Doing activities done with care and deliberation is one way we summon that feeling of being absolutely safe. When gardening, for example, if we enclose ourselves between the butterscotch earth and the ceramic sky and get right down to the tasks at hand, some peace comes upon us. Or at least insight. It is a wondrous state.
Robin Lane Fox (b. 1946) is a British gardener of the first order, sowing both exactitude and whimsy in his borders. He also believes gardening, done with deliberation, will thoroughly expand our knowledge.
Of course, like for most avid gardeners (George Washington, Hermann Hesse, Penelope Lively, myself), gardening is far from all he does. Lane Fox oversees the gardens at New College, Oxford, and happens to be the world’s leading scholar on Alexander the Great.1
Perhaps because of his academic foreground, Lane Fox is sensitive to gardening’s rude offerings and rather un-intelligent persona.
Gardening is a thoughtful activity, but thinkers tend to look down on it. It is practical and repetitive, they think, and it is often very dirty. A few universities give degrees in landscape design and professional horticulture, but their emphasis is on weed-suppression and mass propagation… I have heard thinkers blame the English love of gardening for England’s industrial failure. I have even heard them dismiss gardening as a substitute for proper study.
Lane mentions these ignorances but doesn’t dwell on them. He takes for granted that gardening can be performed as a thoughtful, engaged, and enlightening activity. Instead, he focuses on what results when that happens.
In July, I would go off to my favourite small garden, Helen Dillon’s walled garden at Sandford Road in the Ranelagh district of Dublin.
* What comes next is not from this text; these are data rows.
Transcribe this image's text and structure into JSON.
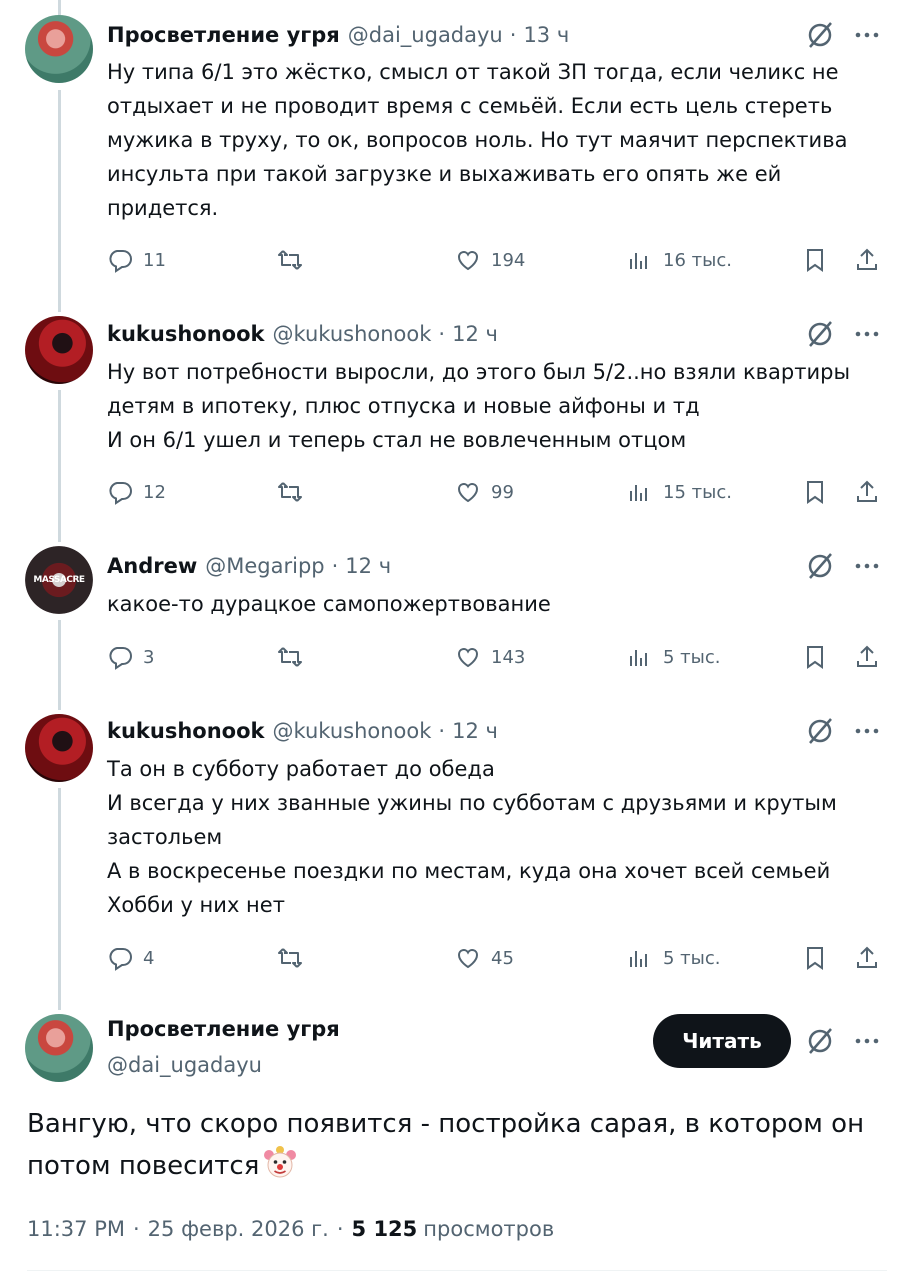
{
  "replies": [
    {
      "name": "Просветление угря",
      "handle": "@dai_ugadayu",
      "time": "13 ч",
      "avatar": "avatar-mermaid",
      "lines": [
        "Ну типа 6/1 это жёстко, смысл от такой ЗП тогда, если челикс не",
        "отдыхает и не проводит время с семьёй. Если есть цель стереть",
        "мужика в труху, то ок, вопросов ноль. Но тут маячит перспектива",
        "инсульта при такой загрузке и выхаживать его опять же ей",
        "придется."
      ],
      "replies": "11",
      "reposts": "",
      "likes": "194",
      "views": "16 тыс."
    },
    {
      "name": "kukushonook",
      "handle": "@kukushonook",
      "time": "12 ч",
      "avatar": "avatar-red-room",
      "lines": [
        "Ну вот потребности выросли, до этого был 5/2..но взяли квартиры",
        "детям в ипотеку, плюс отпуска и новые айфоны и тд",
        "И он 6/1 ушел и теперь стал не вовлеченным отцом"
      ],
      "replies": "12",
      "reposts": "",
      "likes": "99",
      "views": "15 тыс."
    },
    {
      "name": "Andrew",
      "handle": "@Megaripp",
      "time": "12 ч",
      "avatar": "avatar-massacre",
      "avatar_text": "MASSACRE",
      "lines": [
        "какое-то дурацкое самопожертвование"
      ],
      "replies": "3",
      "reposts": "",
      "likes": "143",
      "views": "5 тыс."
    },
    {
      "name": "kukushonook",
      "handle": "@kukushonook",
      "time": "12 ч",
      "avatar": "avatar-red-room",
      "lines": [
        "Та он в субботу работает до обеда",
        "И всегда у них званные ужины по субботам с друзьями и крутым",
        "застольем",
        "А в воскресенье поездки по местам, куда она хочет всей семьей",
        "Хобби у них нет"
      ],
      "replies": "4",
      "reposts": "",
      "likes": "45",
      "views": "5 тыс."
    }
  ],
  "main": {
    "name": "Просветление угря",
    "handle": "@dai_ugadayu",
    "follow_label": "Читать",
    "text_line1": "Вангую, что скоро появится - постройка сарая, в котором он",
    "text_line2": "потом повесится",
    "emoji": "clown-face",
    "time": "11:37 PM",
    "date": "25 февр. 2026 г.",
    "views_count": "5 125",
    "views_label": "просмотров"
  },
  "colors": {
    "text": "#0f1419",
    "secondary": "#536471",
    "thread_line": "#cfd9de"
  }
}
At that season, her drooping dieramas are at their best and her two differently coloured borders complement each other down the length of what used to be the Dillons’ perfect lawn. Go and see what the acknowledged queen of small hardy plants has done to her garden’s grassy axis. At every turn, the small groupings of plants here are works of genius, beautifully grown and understood.
The collection of characters spans from Yves St. Laurent’s Moroccan garden to Nancy Lancaster’s effortlessly stylized borders, which she frequently watered in the wee morning when she couldn’t sleep.2
The gravest attack on gardening is not from intellectuals (as much as it bothers Lane Fox that none of his undergraduates could identify a primrose) but from those who approach gardening casually. Without thought.
I blame trends. Stolen, gutted style. Garden trends, something Penelope Lively explored beautifully in her exposition-cum-memoir Life in the Garden, include Jacobean water features to Victorian color blocking to William Robinson’s turn-of-the-century wild garden. (I would add today’s low-maintenance high-impact banal shrubbery that is so attractive in American landscaping and anathema to bees and aesthetics both.)
Lane Fox writes that naming things deepens our knowledge, creates differences, and brightens our observation. Accompany his words with this pleasurable book about flower names and meanings. A different approach to engaging with nature (but one that arrives at the same destination) is Rachel Carson’s The Sense of Wonder. Unlike Lane Fox, Carson believed we learn even when we do not know, and that meaning can exist apart from knowledge.
Like many books I featured in this Library, Thoughtful Gardening is about caring. Really caring about something, being deliberate, concerned, hyperfocused, curious, and open. Giving over time, effort, brain space, fingernails, all of it to this benign battle with nature. Read more about gardeners and their beloved sacrifices in There Is No Collective Noun for Gardeners.